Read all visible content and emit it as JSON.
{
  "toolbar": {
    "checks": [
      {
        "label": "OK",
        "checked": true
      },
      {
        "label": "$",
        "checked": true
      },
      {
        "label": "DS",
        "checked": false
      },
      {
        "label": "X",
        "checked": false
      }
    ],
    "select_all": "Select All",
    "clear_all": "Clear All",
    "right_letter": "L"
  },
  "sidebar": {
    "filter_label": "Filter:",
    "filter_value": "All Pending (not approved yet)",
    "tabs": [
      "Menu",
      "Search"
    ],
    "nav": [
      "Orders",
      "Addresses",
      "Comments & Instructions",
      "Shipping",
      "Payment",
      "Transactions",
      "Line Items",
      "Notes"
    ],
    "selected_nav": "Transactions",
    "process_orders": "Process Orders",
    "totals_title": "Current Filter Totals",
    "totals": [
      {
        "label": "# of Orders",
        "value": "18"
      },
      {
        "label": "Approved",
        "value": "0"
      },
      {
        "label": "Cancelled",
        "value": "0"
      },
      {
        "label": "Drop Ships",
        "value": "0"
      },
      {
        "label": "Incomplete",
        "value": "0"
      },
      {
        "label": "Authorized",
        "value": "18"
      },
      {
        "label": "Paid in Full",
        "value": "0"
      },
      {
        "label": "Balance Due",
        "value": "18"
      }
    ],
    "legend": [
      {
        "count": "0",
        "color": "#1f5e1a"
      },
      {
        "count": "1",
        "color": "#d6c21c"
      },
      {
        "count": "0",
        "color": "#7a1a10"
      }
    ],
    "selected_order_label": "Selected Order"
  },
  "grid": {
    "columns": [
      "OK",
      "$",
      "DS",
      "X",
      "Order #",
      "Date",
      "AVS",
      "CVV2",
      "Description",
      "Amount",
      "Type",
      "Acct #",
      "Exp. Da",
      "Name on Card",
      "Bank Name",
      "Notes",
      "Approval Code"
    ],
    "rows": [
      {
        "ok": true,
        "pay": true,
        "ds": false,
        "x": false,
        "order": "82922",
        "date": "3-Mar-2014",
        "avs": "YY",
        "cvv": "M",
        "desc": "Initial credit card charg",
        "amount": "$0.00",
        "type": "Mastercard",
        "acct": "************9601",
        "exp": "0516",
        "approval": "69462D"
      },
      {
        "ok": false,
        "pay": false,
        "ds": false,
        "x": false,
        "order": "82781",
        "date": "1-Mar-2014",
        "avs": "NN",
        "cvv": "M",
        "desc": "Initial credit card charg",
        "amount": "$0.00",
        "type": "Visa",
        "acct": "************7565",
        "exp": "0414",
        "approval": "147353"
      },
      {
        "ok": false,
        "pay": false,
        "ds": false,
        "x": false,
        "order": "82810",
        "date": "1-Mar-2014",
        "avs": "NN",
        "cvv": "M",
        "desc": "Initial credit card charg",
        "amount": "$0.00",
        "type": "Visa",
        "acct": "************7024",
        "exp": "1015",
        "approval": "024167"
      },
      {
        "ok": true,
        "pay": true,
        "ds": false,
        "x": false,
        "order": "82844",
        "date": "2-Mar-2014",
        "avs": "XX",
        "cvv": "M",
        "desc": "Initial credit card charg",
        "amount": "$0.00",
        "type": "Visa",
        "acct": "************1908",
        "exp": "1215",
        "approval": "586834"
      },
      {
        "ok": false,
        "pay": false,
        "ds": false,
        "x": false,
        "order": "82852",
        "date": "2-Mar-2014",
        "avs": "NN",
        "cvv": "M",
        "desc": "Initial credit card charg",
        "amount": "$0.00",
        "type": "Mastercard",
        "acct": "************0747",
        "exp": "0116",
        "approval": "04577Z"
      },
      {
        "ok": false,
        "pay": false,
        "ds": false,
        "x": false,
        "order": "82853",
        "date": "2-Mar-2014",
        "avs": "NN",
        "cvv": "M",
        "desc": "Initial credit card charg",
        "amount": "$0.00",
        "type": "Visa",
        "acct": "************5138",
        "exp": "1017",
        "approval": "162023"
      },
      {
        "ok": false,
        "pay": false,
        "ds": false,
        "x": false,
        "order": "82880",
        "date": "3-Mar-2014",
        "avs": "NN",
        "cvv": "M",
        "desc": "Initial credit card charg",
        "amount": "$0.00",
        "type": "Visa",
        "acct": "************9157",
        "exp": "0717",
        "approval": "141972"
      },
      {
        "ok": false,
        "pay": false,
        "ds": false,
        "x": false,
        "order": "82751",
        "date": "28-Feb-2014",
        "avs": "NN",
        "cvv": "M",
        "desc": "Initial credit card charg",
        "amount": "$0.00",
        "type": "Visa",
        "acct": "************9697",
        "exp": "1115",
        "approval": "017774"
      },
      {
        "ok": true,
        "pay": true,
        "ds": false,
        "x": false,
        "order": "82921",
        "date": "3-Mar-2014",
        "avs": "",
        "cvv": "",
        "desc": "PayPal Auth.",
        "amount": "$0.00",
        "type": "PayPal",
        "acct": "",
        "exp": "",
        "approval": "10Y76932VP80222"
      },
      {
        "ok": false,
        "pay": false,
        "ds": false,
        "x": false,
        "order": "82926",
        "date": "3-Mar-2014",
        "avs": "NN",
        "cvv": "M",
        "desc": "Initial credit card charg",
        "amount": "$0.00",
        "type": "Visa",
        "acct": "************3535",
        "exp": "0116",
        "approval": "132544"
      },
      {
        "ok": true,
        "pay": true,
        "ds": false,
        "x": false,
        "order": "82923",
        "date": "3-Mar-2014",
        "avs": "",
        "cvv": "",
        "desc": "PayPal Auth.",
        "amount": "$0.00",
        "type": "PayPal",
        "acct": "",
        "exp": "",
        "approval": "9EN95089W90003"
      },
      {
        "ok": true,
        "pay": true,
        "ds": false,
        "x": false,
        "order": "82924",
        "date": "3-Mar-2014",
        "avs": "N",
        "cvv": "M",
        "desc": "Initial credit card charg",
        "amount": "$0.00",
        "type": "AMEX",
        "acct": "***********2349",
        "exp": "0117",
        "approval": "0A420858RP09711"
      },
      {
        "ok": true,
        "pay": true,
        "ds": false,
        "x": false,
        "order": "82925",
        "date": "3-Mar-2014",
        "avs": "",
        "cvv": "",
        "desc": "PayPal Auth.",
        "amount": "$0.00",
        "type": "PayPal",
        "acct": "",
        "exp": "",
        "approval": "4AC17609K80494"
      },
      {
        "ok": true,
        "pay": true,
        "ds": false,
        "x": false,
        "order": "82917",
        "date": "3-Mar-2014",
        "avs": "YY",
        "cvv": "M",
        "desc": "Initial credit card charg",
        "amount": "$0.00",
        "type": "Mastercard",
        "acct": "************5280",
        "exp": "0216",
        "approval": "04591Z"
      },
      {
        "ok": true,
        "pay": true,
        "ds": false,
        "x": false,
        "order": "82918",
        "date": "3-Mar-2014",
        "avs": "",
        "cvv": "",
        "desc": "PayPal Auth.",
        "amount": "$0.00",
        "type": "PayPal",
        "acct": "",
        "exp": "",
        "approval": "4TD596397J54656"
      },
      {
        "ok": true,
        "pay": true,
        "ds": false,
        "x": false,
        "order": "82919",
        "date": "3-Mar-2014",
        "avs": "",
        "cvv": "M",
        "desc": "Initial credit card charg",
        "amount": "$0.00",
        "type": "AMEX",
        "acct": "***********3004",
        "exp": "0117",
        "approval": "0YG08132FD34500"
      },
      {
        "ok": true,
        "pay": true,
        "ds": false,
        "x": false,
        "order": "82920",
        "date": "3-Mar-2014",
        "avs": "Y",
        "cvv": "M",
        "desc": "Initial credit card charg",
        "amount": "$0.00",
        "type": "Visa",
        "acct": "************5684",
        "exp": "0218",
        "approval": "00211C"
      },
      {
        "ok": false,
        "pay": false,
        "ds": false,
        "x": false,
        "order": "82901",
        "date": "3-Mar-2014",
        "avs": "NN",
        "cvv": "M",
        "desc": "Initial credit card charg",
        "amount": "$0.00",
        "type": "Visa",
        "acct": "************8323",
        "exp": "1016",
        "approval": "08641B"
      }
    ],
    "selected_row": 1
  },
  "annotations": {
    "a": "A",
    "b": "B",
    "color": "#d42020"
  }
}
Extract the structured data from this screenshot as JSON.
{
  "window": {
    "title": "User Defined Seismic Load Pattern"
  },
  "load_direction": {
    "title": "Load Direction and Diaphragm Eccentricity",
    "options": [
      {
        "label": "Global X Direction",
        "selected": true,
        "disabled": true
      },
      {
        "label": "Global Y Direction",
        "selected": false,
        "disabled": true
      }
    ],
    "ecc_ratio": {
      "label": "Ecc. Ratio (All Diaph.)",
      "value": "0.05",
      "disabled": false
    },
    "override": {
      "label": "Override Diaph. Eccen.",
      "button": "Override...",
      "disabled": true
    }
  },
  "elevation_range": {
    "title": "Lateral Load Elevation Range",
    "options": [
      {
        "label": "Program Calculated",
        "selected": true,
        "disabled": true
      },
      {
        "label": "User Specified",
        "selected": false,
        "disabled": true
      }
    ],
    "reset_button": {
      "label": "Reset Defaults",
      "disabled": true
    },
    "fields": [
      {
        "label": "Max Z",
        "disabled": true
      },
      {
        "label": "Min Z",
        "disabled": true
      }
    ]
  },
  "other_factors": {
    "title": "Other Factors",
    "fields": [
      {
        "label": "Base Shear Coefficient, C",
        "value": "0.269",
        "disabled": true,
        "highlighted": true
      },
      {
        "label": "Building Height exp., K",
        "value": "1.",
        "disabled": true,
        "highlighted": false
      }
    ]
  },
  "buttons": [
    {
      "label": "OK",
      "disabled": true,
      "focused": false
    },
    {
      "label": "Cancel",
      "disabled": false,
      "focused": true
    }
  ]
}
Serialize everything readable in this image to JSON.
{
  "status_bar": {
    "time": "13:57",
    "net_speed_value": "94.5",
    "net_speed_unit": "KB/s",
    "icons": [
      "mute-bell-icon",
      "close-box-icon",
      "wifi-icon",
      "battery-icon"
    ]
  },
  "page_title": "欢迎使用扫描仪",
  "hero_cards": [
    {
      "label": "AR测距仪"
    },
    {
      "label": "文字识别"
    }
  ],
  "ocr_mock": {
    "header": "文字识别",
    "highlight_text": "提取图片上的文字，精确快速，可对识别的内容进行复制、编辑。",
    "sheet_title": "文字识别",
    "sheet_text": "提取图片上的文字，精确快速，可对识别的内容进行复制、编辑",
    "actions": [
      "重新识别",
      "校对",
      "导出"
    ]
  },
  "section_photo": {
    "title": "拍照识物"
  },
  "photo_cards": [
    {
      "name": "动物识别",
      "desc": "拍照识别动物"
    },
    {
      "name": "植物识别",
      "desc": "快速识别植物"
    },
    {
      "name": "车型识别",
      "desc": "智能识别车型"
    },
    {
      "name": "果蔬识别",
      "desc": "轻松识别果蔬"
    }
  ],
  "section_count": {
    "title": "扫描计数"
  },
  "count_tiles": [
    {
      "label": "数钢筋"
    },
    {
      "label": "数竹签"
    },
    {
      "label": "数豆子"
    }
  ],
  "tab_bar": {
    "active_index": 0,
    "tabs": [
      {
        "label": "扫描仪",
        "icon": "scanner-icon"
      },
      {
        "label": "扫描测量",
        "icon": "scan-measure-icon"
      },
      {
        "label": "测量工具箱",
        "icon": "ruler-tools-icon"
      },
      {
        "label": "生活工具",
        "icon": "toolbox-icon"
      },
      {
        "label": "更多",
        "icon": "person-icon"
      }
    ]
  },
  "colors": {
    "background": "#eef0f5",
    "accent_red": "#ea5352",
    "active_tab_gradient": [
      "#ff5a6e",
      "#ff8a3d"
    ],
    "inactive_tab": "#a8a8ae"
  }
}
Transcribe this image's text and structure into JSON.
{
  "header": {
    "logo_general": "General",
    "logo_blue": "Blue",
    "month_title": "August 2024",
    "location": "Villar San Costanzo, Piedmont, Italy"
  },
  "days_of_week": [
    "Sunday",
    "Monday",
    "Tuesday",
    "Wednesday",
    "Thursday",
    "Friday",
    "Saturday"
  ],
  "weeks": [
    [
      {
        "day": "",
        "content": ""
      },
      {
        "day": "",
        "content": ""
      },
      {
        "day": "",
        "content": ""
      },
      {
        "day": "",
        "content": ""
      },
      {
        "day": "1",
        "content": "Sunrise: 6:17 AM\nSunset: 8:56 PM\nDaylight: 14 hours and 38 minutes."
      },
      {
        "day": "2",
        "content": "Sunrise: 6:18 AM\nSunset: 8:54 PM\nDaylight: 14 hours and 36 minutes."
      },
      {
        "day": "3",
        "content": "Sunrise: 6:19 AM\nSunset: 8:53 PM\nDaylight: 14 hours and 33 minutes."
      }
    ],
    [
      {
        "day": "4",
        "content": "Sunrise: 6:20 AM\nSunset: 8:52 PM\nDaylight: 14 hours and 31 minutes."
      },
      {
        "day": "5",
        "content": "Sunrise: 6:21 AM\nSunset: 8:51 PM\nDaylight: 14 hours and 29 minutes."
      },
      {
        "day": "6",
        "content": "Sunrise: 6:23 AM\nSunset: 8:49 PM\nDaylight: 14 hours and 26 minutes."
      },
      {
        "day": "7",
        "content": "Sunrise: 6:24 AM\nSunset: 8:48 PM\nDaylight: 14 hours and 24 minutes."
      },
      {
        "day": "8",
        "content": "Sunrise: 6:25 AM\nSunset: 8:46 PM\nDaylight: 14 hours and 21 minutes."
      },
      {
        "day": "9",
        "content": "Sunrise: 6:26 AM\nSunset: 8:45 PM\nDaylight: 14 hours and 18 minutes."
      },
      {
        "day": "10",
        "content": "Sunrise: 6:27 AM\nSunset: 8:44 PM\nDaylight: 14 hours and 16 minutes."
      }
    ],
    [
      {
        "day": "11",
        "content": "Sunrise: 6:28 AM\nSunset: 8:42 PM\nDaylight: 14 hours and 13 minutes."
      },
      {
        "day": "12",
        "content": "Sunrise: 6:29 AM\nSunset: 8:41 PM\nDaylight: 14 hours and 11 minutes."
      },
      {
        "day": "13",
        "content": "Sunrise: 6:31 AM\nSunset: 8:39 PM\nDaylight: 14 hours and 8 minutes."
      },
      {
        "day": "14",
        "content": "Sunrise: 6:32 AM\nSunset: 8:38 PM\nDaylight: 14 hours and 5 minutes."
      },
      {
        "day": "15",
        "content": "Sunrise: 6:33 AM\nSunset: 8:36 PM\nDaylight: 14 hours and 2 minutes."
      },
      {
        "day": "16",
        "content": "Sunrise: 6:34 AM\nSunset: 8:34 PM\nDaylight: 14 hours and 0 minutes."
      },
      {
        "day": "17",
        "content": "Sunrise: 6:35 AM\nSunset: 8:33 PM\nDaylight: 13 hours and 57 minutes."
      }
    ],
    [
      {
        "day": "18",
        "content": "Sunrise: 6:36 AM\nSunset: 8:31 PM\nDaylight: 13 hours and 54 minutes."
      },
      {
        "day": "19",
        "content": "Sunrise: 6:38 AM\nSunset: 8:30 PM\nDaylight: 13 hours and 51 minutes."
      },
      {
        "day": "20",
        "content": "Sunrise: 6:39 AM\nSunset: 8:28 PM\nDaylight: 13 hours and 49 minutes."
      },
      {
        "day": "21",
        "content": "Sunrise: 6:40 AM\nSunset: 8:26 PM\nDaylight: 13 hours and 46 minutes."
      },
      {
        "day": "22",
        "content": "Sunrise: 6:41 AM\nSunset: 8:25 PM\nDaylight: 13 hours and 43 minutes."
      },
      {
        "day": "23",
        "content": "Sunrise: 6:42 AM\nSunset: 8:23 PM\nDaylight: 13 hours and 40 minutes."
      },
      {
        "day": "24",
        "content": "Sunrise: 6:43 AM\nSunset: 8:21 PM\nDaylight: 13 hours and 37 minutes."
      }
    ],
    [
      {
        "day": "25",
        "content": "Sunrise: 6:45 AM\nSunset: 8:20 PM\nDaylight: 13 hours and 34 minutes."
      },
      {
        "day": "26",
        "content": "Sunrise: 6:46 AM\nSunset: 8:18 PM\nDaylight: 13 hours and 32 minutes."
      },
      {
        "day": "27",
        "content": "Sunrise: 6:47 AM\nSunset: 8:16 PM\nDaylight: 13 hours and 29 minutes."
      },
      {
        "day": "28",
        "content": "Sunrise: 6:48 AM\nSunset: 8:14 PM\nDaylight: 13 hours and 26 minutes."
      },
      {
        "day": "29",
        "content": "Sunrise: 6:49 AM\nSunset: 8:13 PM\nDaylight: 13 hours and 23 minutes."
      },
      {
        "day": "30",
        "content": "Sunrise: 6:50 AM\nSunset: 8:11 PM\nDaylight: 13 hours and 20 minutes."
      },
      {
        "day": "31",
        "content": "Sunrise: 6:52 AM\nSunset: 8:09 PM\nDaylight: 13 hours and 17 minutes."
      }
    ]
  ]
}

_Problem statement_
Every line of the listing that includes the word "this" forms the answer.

_Exercise result_
Extract the structured data from this screenshot as JSON.
Serialize everything readable in this image to JSON.
Transcribe this image's text and structure into JSON.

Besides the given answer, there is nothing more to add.